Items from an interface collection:
━━━━━━━━━━━━━━━━━━━━

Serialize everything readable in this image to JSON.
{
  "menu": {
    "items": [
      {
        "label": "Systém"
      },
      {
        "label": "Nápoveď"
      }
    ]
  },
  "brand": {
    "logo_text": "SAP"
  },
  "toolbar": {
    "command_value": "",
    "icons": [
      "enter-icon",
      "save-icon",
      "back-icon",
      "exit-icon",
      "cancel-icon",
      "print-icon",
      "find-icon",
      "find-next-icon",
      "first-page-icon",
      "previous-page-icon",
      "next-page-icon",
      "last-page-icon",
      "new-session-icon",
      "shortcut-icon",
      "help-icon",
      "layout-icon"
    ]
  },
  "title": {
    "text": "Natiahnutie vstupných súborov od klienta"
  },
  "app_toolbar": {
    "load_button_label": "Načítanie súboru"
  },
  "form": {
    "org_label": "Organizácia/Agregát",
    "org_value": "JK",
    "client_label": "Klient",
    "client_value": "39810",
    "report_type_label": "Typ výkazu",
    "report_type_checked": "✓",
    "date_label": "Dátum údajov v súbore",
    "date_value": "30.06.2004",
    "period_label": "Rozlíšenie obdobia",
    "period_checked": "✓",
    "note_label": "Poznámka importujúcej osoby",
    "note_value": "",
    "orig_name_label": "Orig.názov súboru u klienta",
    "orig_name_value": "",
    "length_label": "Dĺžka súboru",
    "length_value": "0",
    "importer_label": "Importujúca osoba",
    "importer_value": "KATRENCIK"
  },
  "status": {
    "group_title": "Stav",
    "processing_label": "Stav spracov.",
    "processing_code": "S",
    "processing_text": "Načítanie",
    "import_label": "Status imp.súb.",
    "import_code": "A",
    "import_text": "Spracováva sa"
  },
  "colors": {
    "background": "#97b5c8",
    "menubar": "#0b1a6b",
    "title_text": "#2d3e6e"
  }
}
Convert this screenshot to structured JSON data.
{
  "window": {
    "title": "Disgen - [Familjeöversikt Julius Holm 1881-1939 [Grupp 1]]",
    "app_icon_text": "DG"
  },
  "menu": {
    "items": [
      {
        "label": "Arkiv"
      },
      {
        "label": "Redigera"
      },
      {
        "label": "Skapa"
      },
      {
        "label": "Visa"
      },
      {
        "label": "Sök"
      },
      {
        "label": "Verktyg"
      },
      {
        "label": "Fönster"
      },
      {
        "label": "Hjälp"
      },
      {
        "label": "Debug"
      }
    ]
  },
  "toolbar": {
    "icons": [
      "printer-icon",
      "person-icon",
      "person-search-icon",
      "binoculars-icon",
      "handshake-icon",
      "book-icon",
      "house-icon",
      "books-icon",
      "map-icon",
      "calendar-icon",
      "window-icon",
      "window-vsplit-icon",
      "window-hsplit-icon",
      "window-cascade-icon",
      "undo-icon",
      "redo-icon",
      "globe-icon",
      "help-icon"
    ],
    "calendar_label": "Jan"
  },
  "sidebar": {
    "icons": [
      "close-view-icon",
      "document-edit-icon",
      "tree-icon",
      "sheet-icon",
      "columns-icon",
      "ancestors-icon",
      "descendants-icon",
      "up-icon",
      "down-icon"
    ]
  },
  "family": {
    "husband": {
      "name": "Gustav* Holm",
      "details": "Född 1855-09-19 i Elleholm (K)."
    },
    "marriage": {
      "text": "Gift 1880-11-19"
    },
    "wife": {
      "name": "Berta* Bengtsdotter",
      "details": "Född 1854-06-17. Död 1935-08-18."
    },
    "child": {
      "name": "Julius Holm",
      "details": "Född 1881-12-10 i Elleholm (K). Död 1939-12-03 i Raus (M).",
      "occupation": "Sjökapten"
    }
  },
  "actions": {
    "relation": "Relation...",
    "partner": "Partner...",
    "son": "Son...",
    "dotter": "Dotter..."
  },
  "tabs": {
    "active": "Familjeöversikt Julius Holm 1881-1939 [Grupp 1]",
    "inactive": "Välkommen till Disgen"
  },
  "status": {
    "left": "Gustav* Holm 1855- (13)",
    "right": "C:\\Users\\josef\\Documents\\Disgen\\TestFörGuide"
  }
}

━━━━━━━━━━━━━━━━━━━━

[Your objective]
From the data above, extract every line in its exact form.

[Solution to this problem]
Serialize everything readable in this image to JSON.
{
  "menu": {
    "items": [
      {
        "label": "Systém"
      },
      {
        "label": "Nápoveď"
      }
    ]
  },
  "brand": {
    "logo_text": "SAP"
  },
  "toolbar": {
    "command_value": "",
    "icons": [
      "enter-icon",
      "save-icon",
      "back-icon",
      "exit-icon",
      "cancel-icon",
      "print-icon",
      "find-icon",
      "find-next-icon",
      "first-page-icon",
      "previous-page-icon",
      "next-page-icon",
      "last-page-icon",
      "new-session-icon",
      "shortcut-icon",
      "help-icon",
      "layout-icon"
    ]
  },
  "title": {
    "text": "Natiahnutie vstupných súborov od klienta"
  },
  "app_toolbar": {
    "load_button_label": "Načítanie súboru"
  },
  "form": {
    "org_label": "Organizácia/Agregát",
    "org_value": "JK",
    "client_label": "Klient",
    "client_value": "39810",
    "report_type_label": "Typ výkazu",
    "report_type_checked": "✓",
    "date_label": "Dátum údajov v súbore",
    "date_value": "30.06.2004",
    "period_label": "Rozlíšenie obdobia",
    "period_checked": "✓",
    "note_label": "Poznámka importujúcej osoby",
    "note_value": "",
    "orig_name_label": "Orig.názov súboru u klienta",
    "orig_name_value": "",
    "length_label": "Dĺžka súboru",
    "length_value": "0",
    "importer_label": "Importujúca osoba",
    "importer_value": "KATRENCIK"
  },
  "status": {
    "group_title": "Stav",
    "processing_label": "Stav spracov.",
    "processing_code": "S",
    "processing_text": "Načítanie",
    "import_label": "Status imp.súb.",
    "import_code": "A",
    "import_text": "Spracováva sa"
  },
  "colors": {
    "background": "#97b5c8",
    "menubar": "#0b1a6b",
    "title_text": "#2d3e6e"
  }
}
Convert this screenshot to structured JSON data.
{
  "window": {
    "title": "Disgen - [Familjeöversikt Julius Holm 1881-1939 [Grupp 1]]",
    "app_icon_text": "DG"
  },
  "menu": {
    "items": [
      {
        "label": "Arkiv"
      },
      {
        "label": "Redigera"
      },
      {
        "label": "Skapa"
      },
      {
        "label": "Visa"
      },
      {
        "label": "Sök"
      },
      {
        "label": "Verktyg"
      },
      {
        "label": "Fönster"
      },
      {
        "label": "Hjälp"
      },
      {
        "label": "Debug"
      }
    ]
  },
  "toolbar": {
    "icons": [
      "printer-icon",
      "person-icon",
      "person-search-icon",
      "binoculars-icon",
      "handshake-icon",
      "book-icon",
      "house-icon",
      "books-icon",
      "map-icon",
      "calendar-icon",
      "window-icon",
      "window-vsplit-icon",
      "window-hsplit-icon",
      "window-cascade-icon",
      "undo-icon",
      "redo-icon",
      "globe-icon",
      "help-icon"
    ],
    "calendar_label": "Jan"
  },
  "sidebar": {
    "icons": [
      "close-view-icon",
      "document-edit-icon",
      "tree-icon",
      "sheet-icon",
      "columns-icon",
      "ancestors-icon",
      "descendants-icon",
      "up-icon",
      "down-icon"
    ]
  },
  "family": {
    "husband": {
      "name": "Gustav* Holm",
      "details": "Född 1855-09-19 i Elleholm (K)."
    },
    "marriage": {
      "text": "Gift 1880-11-19"
    },
    "wife": {
      "name": "Berta* Bengtsdotter",
      "details": "Född 1854-06-17. Död 1935-08-18."
    },
    "child": {
      "name": "Julius Holm",
      "details": "Född 1881-12-10 i Elleholm (K). Död 1939-12-03 i Raus (M).",
      "occupation": "Sjökapten"
    }
  },
  "actions": {
    "relation": "Relation...",
    "partner": "Partner...",
    "son": "Son...",
    "dotter": "Dotter..."
  },
  "tabs": {
    "active": "Familjeöversikt Julius Holm 1881-1939 [Grupp 1]",
    "inactive": "Välkommen till Disgen"
  },
  "status": {
    "left": "Gustav* Holm 1855- (13)",
    "right": "C:\\Users\\josef\\Documents\\Disgen\\TestFörGuide"
  }
}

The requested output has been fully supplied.